What you will do: Copy each line containing the word "icon" from the records that follow, please.

Supplied records:
=== Begin Enclosure ===

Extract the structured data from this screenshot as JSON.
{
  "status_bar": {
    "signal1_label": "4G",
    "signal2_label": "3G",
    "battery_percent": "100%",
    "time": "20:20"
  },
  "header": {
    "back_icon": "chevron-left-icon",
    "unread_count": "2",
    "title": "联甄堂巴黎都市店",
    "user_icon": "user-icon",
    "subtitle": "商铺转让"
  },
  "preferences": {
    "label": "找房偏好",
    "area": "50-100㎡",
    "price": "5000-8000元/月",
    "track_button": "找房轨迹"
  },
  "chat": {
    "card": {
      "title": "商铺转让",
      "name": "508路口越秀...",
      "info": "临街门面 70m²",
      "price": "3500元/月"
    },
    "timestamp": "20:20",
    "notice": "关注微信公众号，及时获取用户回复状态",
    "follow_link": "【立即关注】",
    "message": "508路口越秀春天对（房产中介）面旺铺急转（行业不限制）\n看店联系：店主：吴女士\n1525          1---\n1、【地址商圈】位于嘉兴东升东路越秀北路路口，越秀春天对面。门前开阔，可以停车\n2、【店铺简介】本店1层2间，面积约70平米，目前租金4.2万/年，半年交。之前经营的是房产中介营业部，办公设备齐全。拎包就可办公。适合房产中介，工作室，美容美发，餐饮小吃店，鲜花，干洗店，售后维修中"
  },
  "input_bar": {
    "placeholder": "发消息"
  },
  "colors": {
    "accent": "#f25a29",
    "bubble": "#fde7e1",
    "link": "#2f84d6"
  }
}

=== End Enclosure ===

Response area:
    "back_icon": "chevron-left-icon",
    "user_icon": "user-icon",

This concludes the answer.